Unexpected Electrochemical Behavior of Crown-Based Organic Compounds for Lithium-Ion Battery Cathodes
journal contributionposted on 20.05.2021, 21:29 by Dae Kyeum Lee, Gyeong Seok Jeong, Ki Chul Kim

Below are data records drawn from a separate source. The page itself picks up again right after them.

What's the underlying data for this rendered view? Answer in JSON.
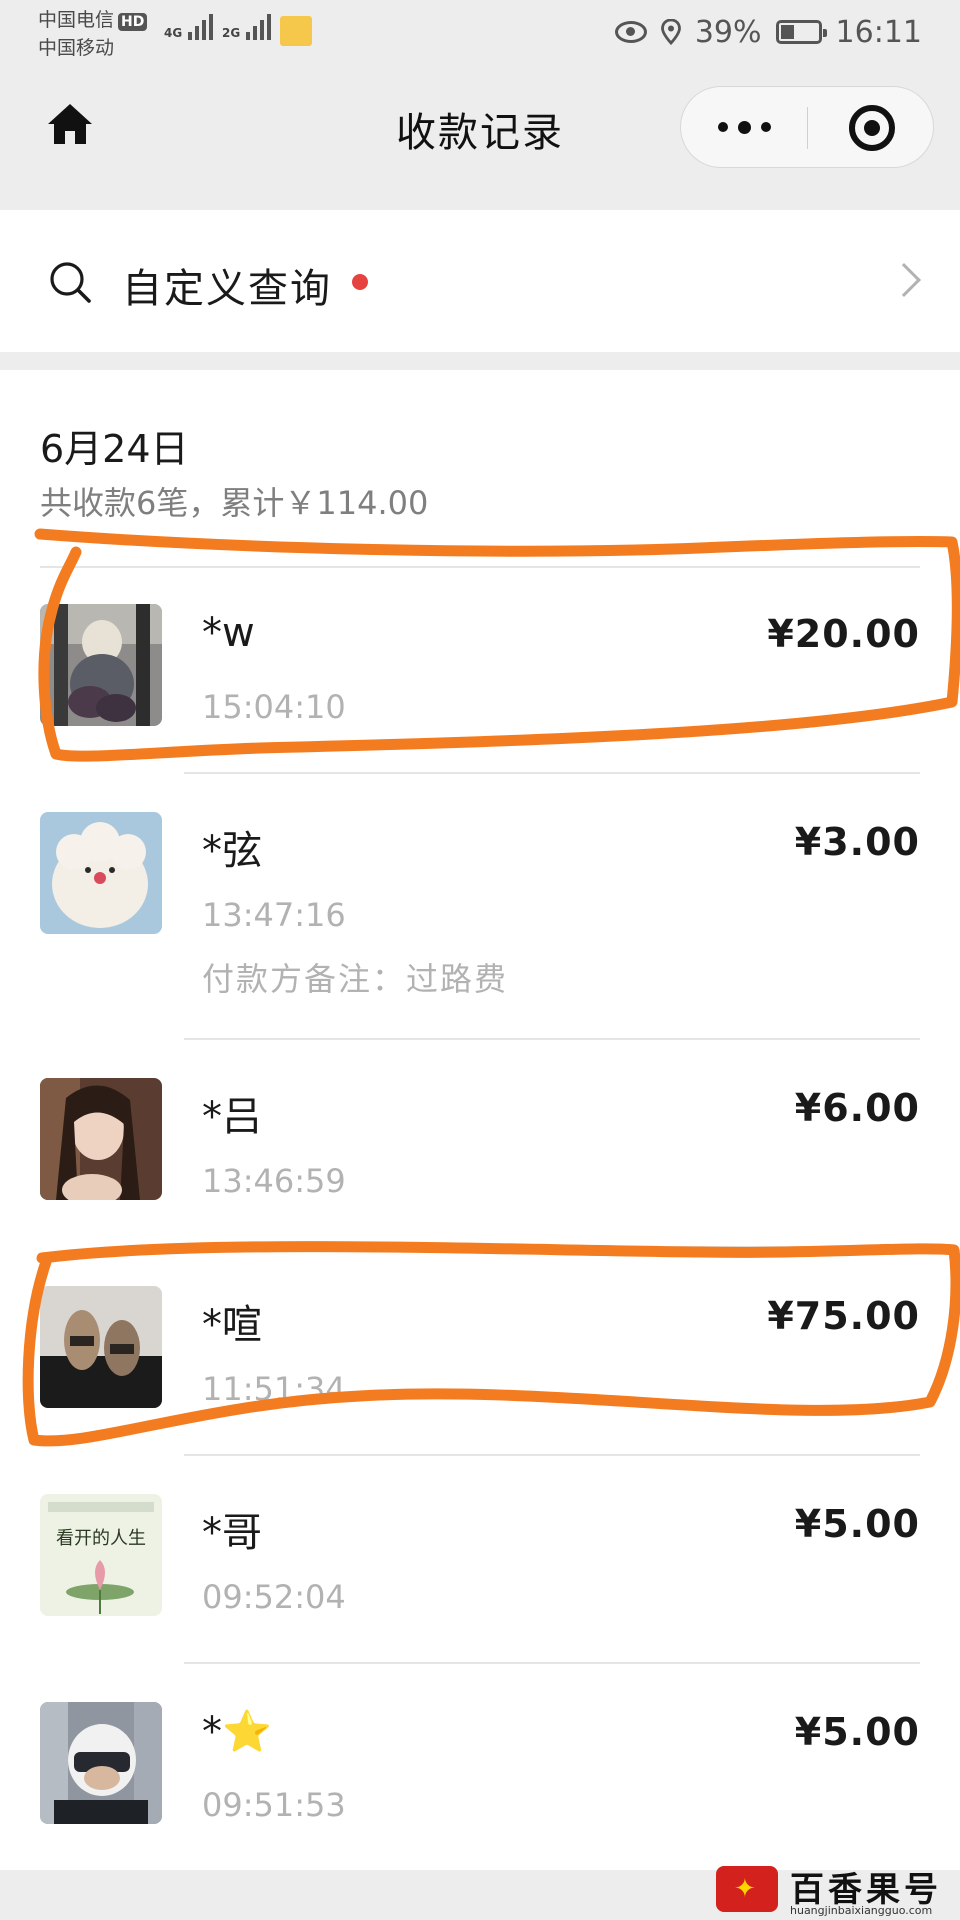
{
  "status_bar": {
    "carrier_1": "中国电信",
    "hd": "HD",
    "carrier_2": "中国移动",
    "net_1": "4G",
    "net_2": "2G",
    "battery": "39%",
    "time": "16:11"
  },
  "title_bar": {
    "title": "收款记录"
  },
  "search": {
    "label": "自定义查询"
  },
  "day": {
    "date": "6月24日",
    "summary": "共收款6笔，累计￥114.00"
  },
  "records": [
    {
      "payer": "*w",
      "time": "15:04:10",
      "amount": "¥20.00",
      "remark": ""
    },
    {
      "payer": "*弦",
      "time": "13:47:16",
      "amount": "¥3.00",
      "remark": "付款方备注：过路费"
    },
    {
      "payer": "*吕",
      "time": "13:46:59",
      "amount": "¥6.00",
      "remark": ""
    },
    {
      "payer": "*喧",
      "time": "11:51:34",
      "amount": "¥75.00",
      "remark": ""
    },
    {
      "payer": "*哥",
      "time": "09:52:04",
      "amount": "¥5.00",
      "remark": ""
    },
    {
      "payer": "*⭐",
      "time": "09:51:53",
      "amount": "¥5.00",
      "remark": ""
    }
  ],
  "avatar_5_caption": "看开的人生",
  "watermark": {
    "text": "百香果号",
    "url": "huangjinbaixiangguo.com"
  },
  "colors": {
    "background": "#ededed",
    "red_dot": "#e64340",
    "annotation_stroke": "#f47c20"
  }
}
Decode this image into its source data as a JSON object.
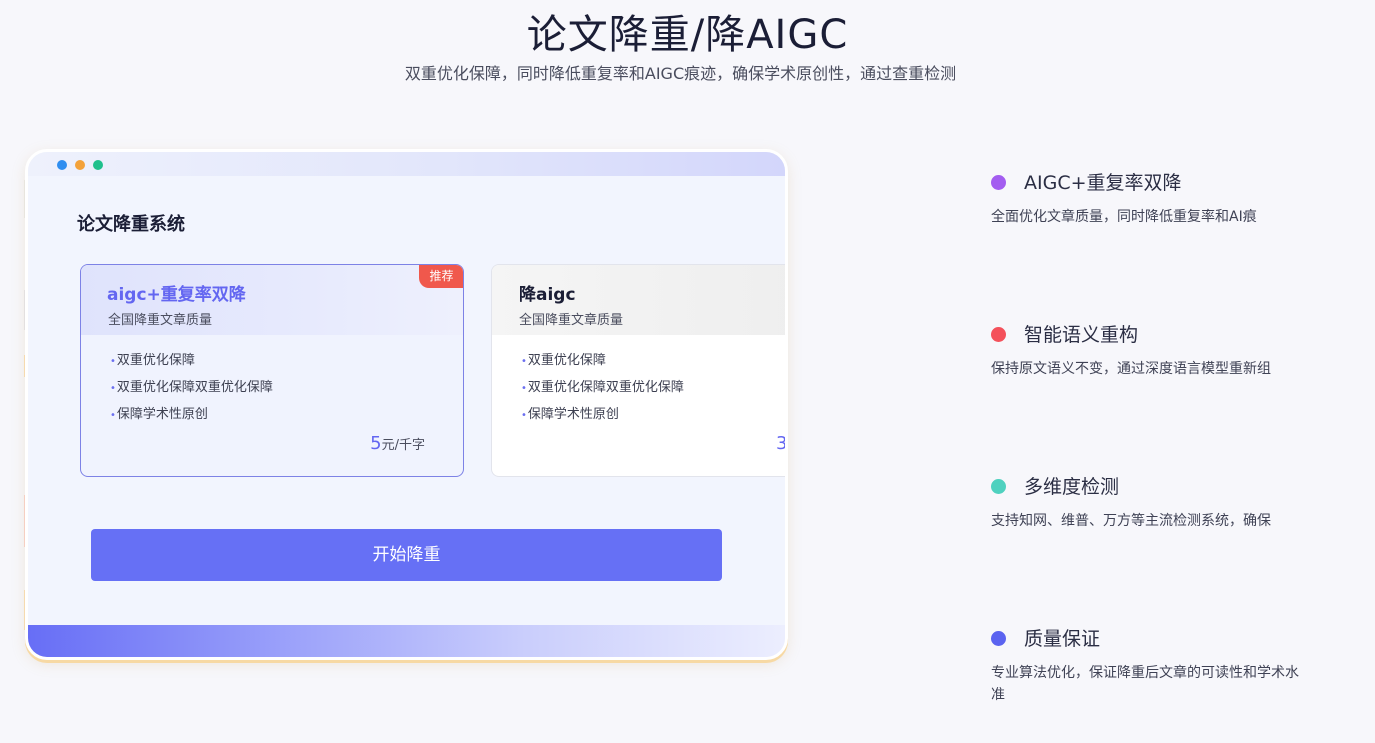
{
  "header": {
    "title": "论文降重/降AIGC",
    "subtitle": "双重优化保障，同时降低重复率和AIGC痕迹，确保学术原创性，通过查重检测"
  },
  "window": {
    "dots": [
      {
        "color": "#2f8ef0"
      },
      {
        "color": "#f3a23a"
      },
      {
        "color": "#1fc08c"
      }
    ],
    "heading": "论文降重系统",
    "plans": [
      {
        "name": "aigc+重复率双降",
        "desc": "全国降重文章质量",
        "badge": "推荐",
        "features": [
          "双重优化保障",
          "双重优化保障双重优化保障",
          "保障学术性原创"
        ],
        "price": "5",
        "unit": "元/千字",
        "selected": true
      },
      {
        "name": "降aigc",
        "desc": "全国降重文章质量",
        "features": [
          "双重优化保障",
          "双重优化保障双重优化保障",
          "保障学术性原创"
        ],
        "price": "3",
        "selected": false
      }
    ],
    "start_button": "开始降重"
  },
  "features": [
    {
      "title": "AIGC+重复率双降",
      "desc": "全面优化文章质量，同时降低重复率和AI痕",
      "color": "#a35df0"
    },
    {
      "title": "智能语义重构",
      "desc": "保持原文语义不变，通过深度语言模型重新组",
      "color": "#f4515b"
    },
    {
      "title": "多维度检测",
      "desc": "支持知网、维普、万方等主流检测系统，确保",
      "color": "#4fd1bf"
    },
    {
      "title": "质量保证",
      "desc": "专业算法优化，保证降重后文章的可读性和学术水准",
      "color": "#5b63f0"
    }
  ],
  "bullet_char": "•"
}
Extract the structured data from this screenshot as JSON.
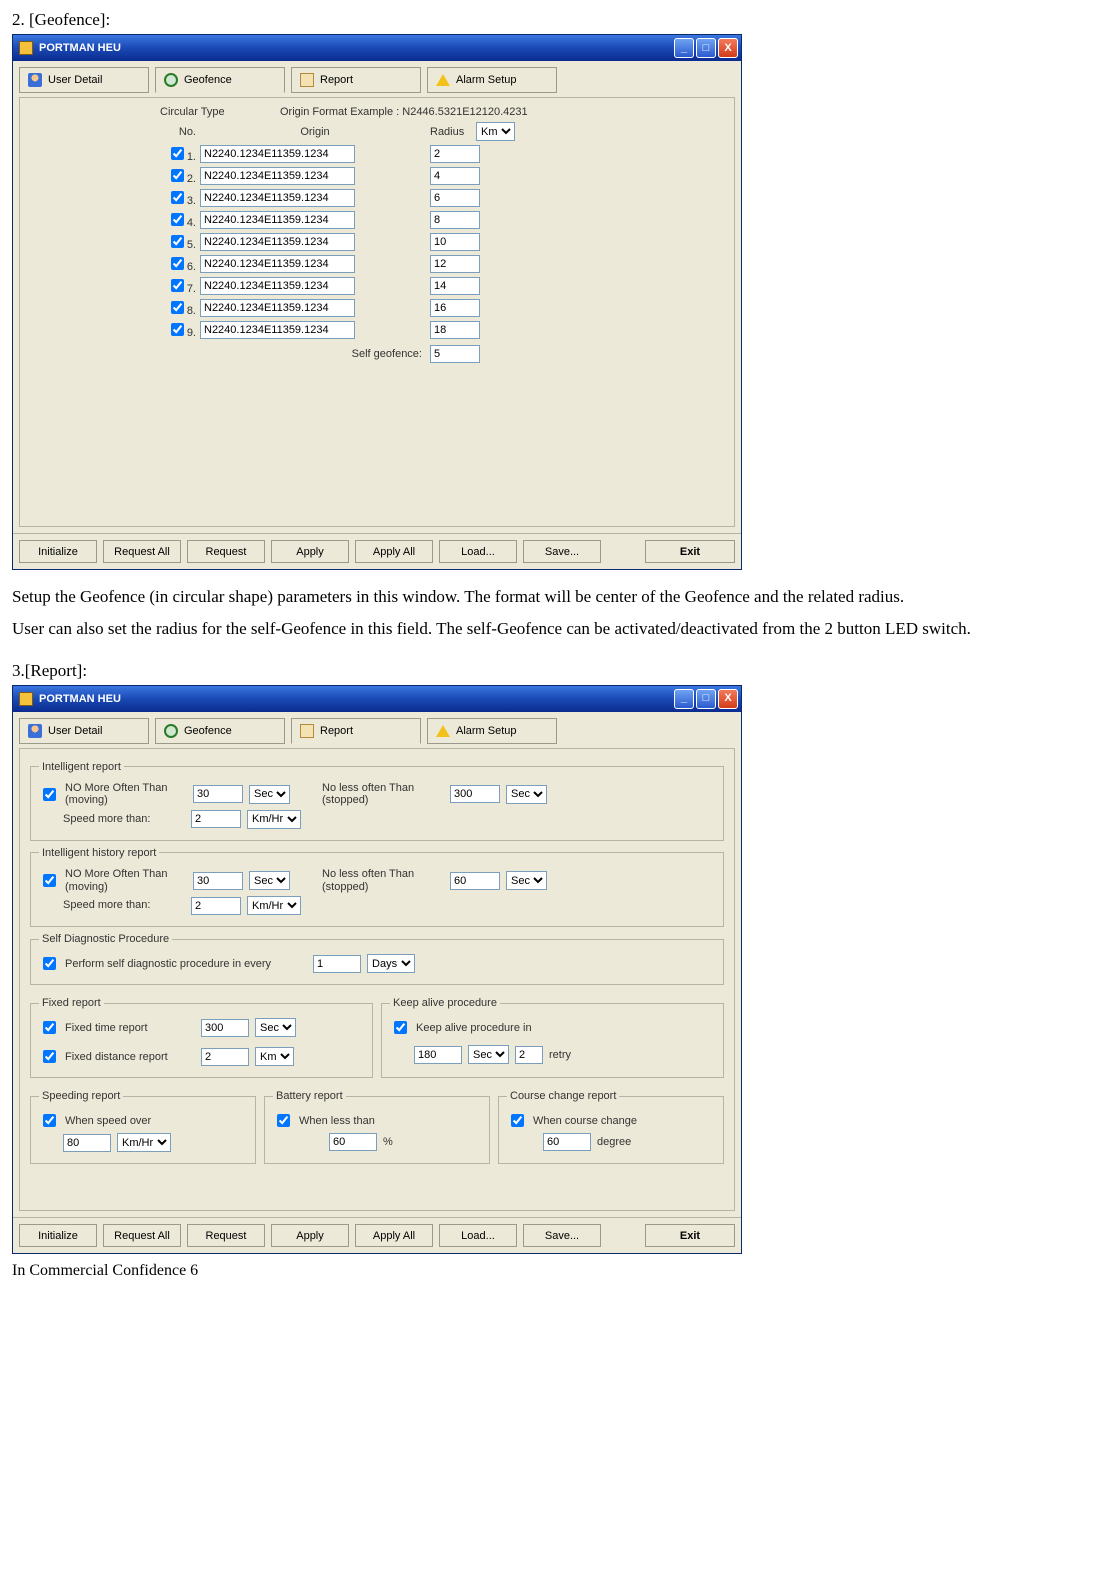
{
  "doc": {
    "heading1": "2. [Geofence]:",
    "para1": "Setup the Geofence (in circular shape) parameters in this window. The format will be center of the Geofence and the related radius.",
    "para2": "User can also set the radius for the self-Geofence in this field. The self-Geofence can be activated/deactivated from the 2 button LED switch.",
    "heading2": "3.[Report]:",
    "footer_left": "In Commercial Confidence",
    "footer_page": "6"
  },
  "app": {
    "title": "PORTMAN HEU",
    "tabs": {
      "user": "User Detail",
      "geo": "Geofence",
      "report": "Report",
      "alarm": "Alarm Setup"
    },
    "buttons": {
      "init": "Initialize",
      "reqall": "Request All",
      "req": "Request",
      "apply": "Apply",
      "applyall": "Apply All",
      "load": "Load...",
      "save": "Save...",
      "exit": "Exit"
    },
    "winctl": {
      "min": "_",
      "max": "□",
      "close": "X"
    }
  },
  "geofence": {
    "type_label": "Circular Type",
    "format_label": "Origin Format   Example : N2446.5321E12120.4231",
    "col_no": "No.",
    "col_origin": "Origin",
    "col_radius": "Radius",
    "unit_options": [
      "Km"
    ],
    "rows": [
      {
        "n": "1.",
        "origin": "N2240.1234E11359.1234",
        "radius": "2"
      },
      {
        "n": "2.",
        "origin": "N2240.1234E11359.1234",
        "radius": "4"
      },
      {
        "n": "3.",
        "origin": "N2240.1234E11359.1234",
        "radius": "6"
      },
      {
        "n": "4.",
        "origin": "N2240.1234E11359.1234",
        "radius": "8"
      },
      {
        "n": "5.",
        "origin": "N2240.1234E11359.1234",
        "radius": "10"
      },
      {
        "n": "6.",
        "origin": "N2240.1234E11359.1234",
        "radius": "12"
      },
      {
        "n": "7.",
        "origin": "N2240.1234E11359.1234",
        "radius": "14"
      },
      {
        "n": "8.",
        "origin": "N2240.1234E11359.1234",
        "radius": "16"
      },
      {
        "n": "9.",
        "origin": "N2240.1234E11359.1234",
        "radius": "18"
      }
    ],
    "self_label": "Self geofence:",
    "self_value": "5"
  },
  "report": {
    "grp_intel": "Intelligent report",
    "grp_intel_hist": "Intelligent history report",
    "grp_selfdiag": "Self Diagnostic Procedure",
    "grp_fixed": "Fixed report",
    "grp_keepalive": "Keep alive procedure",
    "grp_speeding": "Speeding report",
    "grp_battery": "Battery report",
    "grp_course": "Course change report",
    "lbl_nomore": "NO More Often Than (moving)",
    "lbl_noless": "No less often Than (stopped)",
    "lbl_speedmore": "Speed more than:",
    "lbl_selfdiag": "Perform self diagnostic procedure in every",
    "lbl_fixed_time": "Fixed time report",
    "lbl_fixed_dist": "Fixed distance report",
    "lbl_keepalive": "Keep alive procedure in",
    "lbl_retry": "retry",
    "lbl_speedover": "When speed over",
    "lbl_lessthan": "When less than",
    "lbl_pct": "%",
    "lbl_course": "When course change",
    "lbl_degree": "degree",
    "intel": {
      "nomore": "30",
      "nomore_u": "Sec",
      "noless": "300",
      "noless_u": "Sec",
      "speed": "2",
      "speed_u": "Km/Hr"
    },
    "intel_hist": {
      "nomore": "30",
      "nomore_u": "Sec",
      "noless": "60",
      "noless_u": "Sec",
      "speed": "2",
      "speed_u": "Km/Hr"
    },
    "selfdiag": {
      "val": "1",
      "unit": "Days"
    },
    "fixed": {
      "time": "300",
      "time_u": "Sec",
      "dist": "2",
      "dist_u": "Km"
    },
    "keepalive": {
      "val": "180",
      "unit": "Sec",
      "retry": "2"
    },
    "speeding": {
      "val": "80",
      "unit": "Km/Hr"
    },
    "battery": {
      "val": "60"
    },
    "course": {
      "val": "60"
    },
    "unit_sec": [
      "Sec"
    ],
    "unit_kmhr": [
      "Km/Hr"
    ],
    "unit_days": [
      "Days"
    ],
    "unit_km": [
      "Km"
    ]
  }
}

Replacing conventional inorganic cathode materials with organic compounds is environmentally and economically advantageous. As candidates for organic cathodes in lithium-ion batteries, heteroatom-incorporated crown-based compounds have distinctive structural and electronic properties. Herein, an advanced computational approach reveals that the coincorporation of S and Li into a B-crown compound creates a promising organic cathode with a drastically improved redox potential (4.74 V versus Li/Li+) and theoretical performances (289 mAh/g and 1097 mWh/g). This impressive enhancement originates from heteroatom-induced electron localization, which creates electron-deficient areas. In contrast, Li insertion into F- and Cl-incorporated B-crown compounds with exceptionally high redox potentials (∼5.18 V versus Li/Li+) is predicted to make the compounds electrochemically unsuitable as cathode materials due to the Li-induced cathodic deactivation. Further investigation unveils that this cathodic deactivation is induced by a sudden increase in solvation energy combined with a continuous increase in electron affinity during the discharging process. All of these findings can guide the design of high-performance lithium-ion battery cathodes using nonaromatic organic compounds without well-known redox-active sites.